In the last blog post, you read about mistakes writers make when approaching a prospect to ask for a job. Here are some points that will help you develop interest in your work.
1. Be certain about your writing. Writing good content is hard. But it is the most important part of converting a prospect into a client. If you are not a native English speaker, make sure you can write idiomatic English. I know it’s hard–I teach business writing. But if your syntax is sloppy, you don’t understand subject/verb agreement, you routinely omit articles (the, an, a) in front of nouns, or you don’t understand the importance of word order (“the speaker talked about the high cost of living with several women”), you aren’t ready to write for others yet.
2. Offer links to examples of your work. Haven’t published anything yet? Put up a website with examples of your unpublished (but edited and proofed) writing. You won’t be hired on charm alone.
3. Look at your prospect’s website, blog, or listen to the podcasts. Learn what they write about. If your client specializes in recycling and you write about travel, pitching the connection between the specialties may be tricky. A smart writer will make an effort to show they are good researchers or problem solvers–some skill a prospect needs.
4. Show that you have looked at the prospect’s site. Your prospect knows when you did not. Vague sentences and inaccurate guesses will get your email sent to the spam file.
5. Show your prospect how you might help. Telling your prospect “if you are already the best, that’s the only way you might not need me” (quote from a real query letter) sounds both tortured and arrogant. Tell your potential client how you can save time, effort, or resources. But do not criticize the prospect’s site. Making people wrong does not help your cause. It promises perfection, and that’s a hard promise to deliver.
6. Don’t talk just about yourself, don’t inflate your experience, don’t lie about your education. If you are a recent graduate, make sure you spell the name of the school or university you attended correctly. It’s easy not to believe any of your claims if you say you graduated from “Druke” University.
7. Don’t be too chummy. Yes, our culture is very informal, but query letters that start with “I know you are busy jamming your groove today, so I won’t take up too much of your time,” just took up too much of my time. So does, “You didn’t answer my last email so you must be way too busy to pay attention to a winner,” does not encourage my interest.

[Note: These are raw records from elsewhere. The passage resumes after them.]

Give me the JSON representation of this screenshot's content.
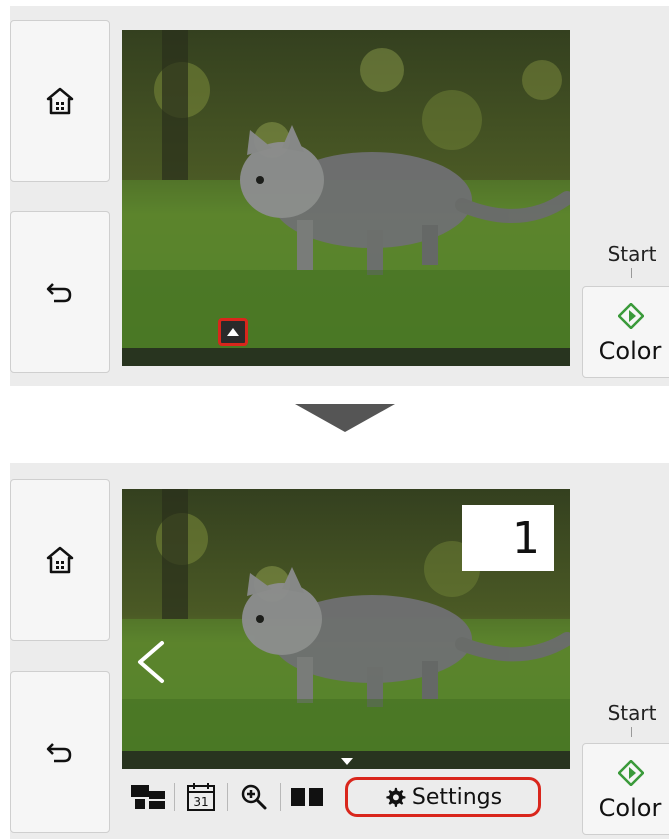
{
  "top_screen": {
    "start_label": "Start",
    "color_label": "Color",
    "expand_icon": "caret-up-icon"
  },
  "bottom_screen": {
    "start_label": "Start",
    "color_label": "Color",
    "badge_count": "1",
    "copies_value": "1",
    "toolbar": {
      "layout_icon": "layout-icon",
      "date_icon_text": "31",
      "zoom_icon": "zoom-in-icon",
      "display_icon": "two-page-icon",
      "settings_label": "Settings"
    }
  },
  "colors": {
    "panel": "#ececec",
    "button_border": "#cfcfcf",
    "highlight": "#d9261c",
    "start_green": "#3a9a3a"
  }
}
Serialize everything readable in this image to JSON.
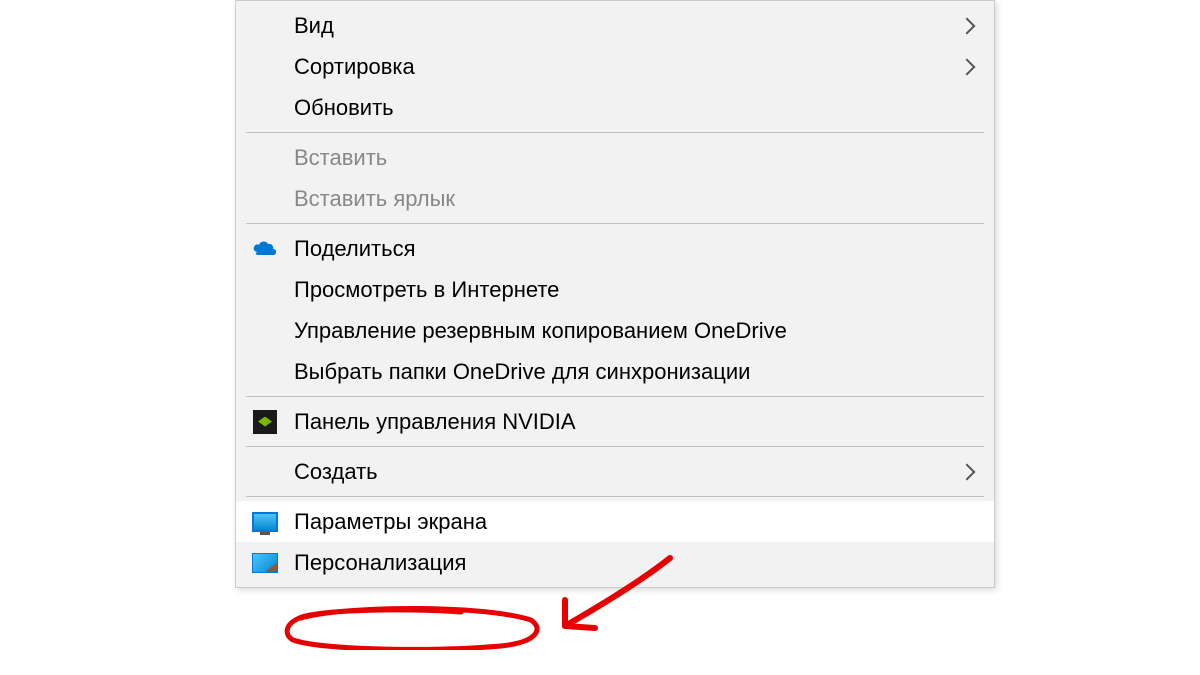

8. You don’t have to say you will work for free. And you don’t have to quote a price in the query letter. You should mention how you charge–by the article, by the hour, by the word. Leave the details until you have interest.
Keep your query email simple, engaging, and truthful, and be prepared to send out many emails to many people. It is hard to get a job writing, but persistence does pay off.
–Quinn McDonald is a writer who teaches writing, and is a creativity coach for writers and those who want to put their creativity to work. She is writing a book called The Invisible, Visible World.